Yesterday, when cleaning out my office I found a treasure. After being lost for at least 10 years, I found my George Brett autographed APBA card. And there’s a pretty cool story that goes with it, too.
In the early 90’s, after I graduated from college and before I could find a job in my field, I made ends meet by working as a custodian at a church here in Urbana. The receptionist at the church was a very nice lady named Jean who also happened to be the mother of Kansas City Royals trainer, Nick Swartz.
Jean would make a couple trips down to KC during the season to visit Nick and had a chance to meet a few of the Royals players. Not only that, she would get periodic updates from Nick over the phone on how the team was doing. Knowing I was a baseball fan, Jean would fill me in on some of the Royals gossip.
I didn’t want to take advantage of my friendship with Jean but I asked her if it would be ok if she would be willing to take something for a player to autograph for me. She, of course, said yes.

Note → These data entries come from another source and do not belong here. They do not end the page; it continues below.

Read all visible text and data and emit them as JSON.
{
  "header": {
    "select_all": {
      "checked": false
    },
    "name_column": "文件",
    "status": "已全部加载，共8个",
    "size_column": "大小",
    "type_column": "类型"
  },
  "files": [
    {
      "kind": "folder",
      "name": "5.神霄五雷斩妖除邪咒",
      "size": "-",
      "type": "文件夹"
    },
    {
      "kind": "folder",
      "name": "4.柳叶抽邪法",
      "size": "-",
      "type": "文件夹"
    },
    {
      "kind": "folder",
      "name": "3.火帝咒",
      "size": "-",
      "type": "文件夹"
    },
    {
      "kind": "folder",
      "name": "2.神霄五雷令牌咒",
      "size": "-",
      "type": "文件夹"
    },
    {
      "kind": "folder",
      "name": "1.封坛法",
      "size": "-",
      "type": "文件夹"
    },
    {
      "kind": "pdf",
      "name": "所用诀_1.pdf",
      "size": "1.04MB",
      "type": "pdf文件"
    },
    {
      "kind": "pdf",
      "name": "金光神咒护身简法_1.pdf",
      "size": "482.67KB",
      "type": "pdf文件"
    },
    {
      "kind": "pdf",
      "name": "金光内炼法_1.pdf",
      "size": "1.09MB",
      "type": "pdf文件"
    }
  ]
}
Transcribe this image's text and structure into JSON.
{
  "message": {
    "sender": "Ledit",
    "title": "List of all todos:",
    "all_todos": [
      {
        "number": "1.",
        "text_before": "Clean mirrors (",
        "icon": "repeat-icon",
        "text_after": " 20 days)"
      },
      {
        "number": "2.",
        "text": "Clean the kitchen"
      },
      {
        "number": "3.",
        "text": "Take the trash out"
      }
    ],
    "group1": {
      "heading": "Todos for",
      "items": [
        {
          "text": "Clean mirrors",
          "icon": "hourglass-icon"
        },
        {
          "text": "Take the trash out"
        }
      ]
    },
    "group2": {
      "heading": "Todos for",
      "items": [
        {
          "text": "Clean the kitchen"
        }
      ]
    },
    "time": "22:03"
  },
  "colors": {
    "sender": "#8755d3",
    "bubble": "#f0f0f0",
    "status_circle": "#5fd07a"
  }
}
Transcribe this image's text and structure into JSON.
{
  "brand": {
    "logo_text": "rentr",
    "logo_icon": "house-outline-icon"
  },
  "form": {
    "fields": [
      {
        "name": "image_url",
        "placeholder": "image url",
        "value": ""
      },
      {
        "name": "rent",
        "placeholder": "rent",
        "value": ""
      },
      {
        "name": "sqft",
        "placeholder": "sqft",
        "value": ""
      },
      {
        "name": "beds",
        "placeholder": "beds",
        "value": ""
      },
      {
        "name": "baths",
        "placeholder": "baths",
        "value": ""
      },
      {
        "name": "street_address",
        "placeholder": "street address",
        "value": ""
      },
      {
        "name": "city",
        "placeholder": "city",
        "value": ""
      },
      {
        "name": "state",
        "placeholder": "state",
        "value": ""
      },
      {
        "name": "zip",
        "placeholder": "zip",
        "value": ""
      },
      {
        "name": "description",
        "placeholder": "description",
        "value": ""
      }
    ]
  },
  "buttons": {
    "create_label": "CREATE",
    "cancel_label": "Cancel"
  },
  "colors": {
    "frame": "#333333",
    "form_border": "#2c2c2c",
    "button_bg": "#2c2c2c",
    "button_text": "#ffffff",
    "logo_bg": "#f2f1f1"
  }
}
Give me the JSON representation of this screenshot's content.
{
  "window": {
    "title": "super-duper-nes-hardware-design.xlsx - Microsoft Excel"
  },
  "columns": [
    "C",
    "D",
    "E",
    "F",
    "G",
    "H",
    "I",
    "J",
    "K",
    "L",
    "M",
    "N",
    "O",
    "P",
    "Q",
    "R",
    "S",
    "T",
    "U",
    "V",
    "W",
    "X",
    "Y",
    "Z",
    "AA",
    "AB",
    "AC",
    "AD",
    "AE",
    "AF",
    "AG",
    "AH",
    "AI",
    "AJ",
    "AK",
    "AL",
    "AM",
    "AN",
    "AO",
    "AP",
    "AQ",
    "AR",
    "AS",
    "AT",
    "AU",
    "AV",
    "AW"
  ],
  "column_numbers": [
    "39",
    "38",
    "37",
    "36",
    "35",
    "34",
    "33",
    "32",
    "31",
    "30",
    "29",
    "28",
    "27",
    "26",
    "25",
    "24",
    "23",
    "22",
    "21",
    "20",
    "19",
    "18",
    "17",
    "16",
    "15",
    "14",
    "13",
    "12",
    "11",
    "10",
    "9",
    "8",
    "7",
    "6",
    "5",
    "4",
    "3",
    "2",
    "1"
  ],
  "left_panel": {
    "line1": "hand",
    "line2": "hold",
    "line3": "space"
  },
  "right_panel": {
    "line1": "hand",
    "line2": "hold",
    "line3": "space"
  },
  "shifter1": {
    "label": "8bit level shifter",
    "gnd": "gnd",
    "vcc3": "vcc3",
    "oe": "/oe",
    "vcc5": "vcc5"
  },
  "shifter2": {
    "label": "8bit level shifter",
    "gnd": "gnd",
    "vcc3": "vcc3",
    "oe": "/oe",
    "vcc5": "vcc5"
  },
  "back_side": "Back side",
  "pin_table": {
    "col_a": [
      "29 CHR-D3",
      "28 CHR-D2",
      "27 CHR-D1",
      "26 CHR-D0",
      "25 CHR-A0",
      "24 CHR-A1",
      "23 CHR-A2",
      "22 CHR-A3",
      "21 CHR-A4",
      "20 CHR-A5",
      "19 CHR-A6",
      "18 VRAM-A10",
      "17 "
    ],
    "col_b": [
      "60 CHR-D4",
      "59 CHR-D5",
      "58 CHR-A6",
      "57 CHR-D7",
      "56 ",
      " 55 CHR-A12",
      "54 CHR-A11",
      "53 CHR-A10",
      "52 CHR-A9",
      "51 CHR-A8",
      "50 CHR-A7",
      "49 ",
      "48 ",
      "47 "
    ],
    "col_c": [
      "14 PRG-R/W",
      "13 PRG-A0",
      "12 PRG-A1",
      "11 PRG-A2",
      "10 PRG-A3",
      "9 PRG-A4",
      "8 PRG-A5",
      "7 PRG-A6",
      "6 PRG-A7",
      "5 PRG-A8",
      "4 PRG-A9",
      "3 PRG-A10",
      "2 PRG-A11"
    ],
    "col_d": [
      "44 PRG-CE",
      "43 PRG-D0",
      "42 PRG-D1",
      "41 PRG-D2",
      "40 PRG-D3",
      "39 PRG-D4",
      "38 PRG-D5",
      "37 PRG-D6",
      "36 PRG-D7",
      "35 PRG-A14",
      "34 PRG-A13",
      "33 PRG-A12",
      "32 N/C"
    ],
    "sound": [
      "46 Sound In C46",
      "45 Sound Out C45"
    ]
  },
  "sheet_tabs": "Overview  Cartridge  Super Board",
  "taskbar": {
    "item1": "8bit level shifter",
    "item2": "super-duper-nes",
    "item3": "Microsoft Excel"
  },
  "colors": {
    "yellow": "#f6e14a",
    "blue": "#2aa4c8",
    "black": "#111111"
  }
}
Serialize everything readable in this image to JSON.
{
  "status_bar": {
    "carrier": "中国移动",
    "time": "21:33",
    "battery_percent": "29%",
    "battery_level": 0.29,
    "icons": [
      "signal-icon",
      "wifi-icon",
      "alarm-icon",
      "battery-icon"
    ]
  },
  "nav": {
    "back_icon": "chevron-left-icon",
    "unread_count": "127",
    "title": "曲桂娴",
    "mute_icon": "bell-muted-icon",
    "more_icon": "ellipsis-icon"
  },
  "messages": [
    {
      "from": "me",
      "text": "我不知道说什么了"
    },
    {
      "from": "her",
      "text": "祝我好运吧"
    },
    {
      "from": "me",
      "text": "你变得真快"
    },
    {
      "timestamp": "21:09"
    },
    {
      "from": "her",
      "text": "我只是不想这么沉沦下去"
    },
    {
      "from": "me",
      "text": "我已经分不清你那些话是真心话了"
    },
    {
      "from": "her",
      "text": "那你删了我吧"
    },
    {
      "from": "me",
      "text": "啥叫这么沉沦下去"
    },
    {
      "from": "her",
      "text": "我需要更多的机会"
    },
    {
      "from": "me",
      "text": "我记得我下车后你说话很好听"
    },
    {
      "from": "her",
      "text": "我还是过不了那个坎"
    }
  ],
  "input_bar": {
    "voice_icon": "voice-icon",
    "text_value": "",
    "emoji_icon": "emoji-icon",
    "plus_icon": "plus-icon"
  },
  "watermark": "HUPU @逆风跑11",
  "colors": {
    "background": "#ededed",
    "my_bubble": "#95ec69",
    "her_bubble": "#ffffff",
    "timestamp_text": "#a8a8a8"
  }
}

George Brett was an obvious choice. Well, he WAS George Brett. It was 1992 and it was pretty established that he was a future Hall of Famer. There’s that.
But it also that he was on my Illowa APBA League team. I had acquired him for his last season in 1993. I thought about giving him my IAL card but opted for a more suitable card befitting Brett’s hitting prowess. I decided on his 1990 card when he hit .329.
So she took the card and was off to Kansas City.
When she came back, she had my APBA card signed. And this is how it went down (told second hand through her son):
When Nick Swartz gave Brett my APBA card, he turned over a few times, looking it over. Then he noticed the nickname that APBA had given him all these years, ‘Mullet’. He said aloud, “That’s not right! My nickname is ‘Lou’! With a black sharpie pen, he proceeded to cross out ‘Mullet’ on my APBA card.
According to his mom, Nick Swartz, who witnessed this, said “Umm, I’m not sure you’re supposed to do that”, probably not knowing exactly what these APBA cards were or how they were used.
“Ehh, it’s okay”, Brett said. And wrote ‘Lou’ next to the crossed out name. He turned it over and signed his name on the back.
Back in Urbana, when Jean asked me about it, I said, “Are you kidding? George Brett adding that little touch makes it that much more valuable to me in my opinion.” I always cherished that card for that reason.
Then a few more years later, when I moved my office down to the basement, I lost track of it and couldn’t find it despite hours of looking (believe me, I moved file cabinets looking for it).
Last night, however, during a cleaning of my office, I looked in a packet of old APBA cards. Lo and behold! There he was! So glad he’s back.
Let’s see, where did I put him again?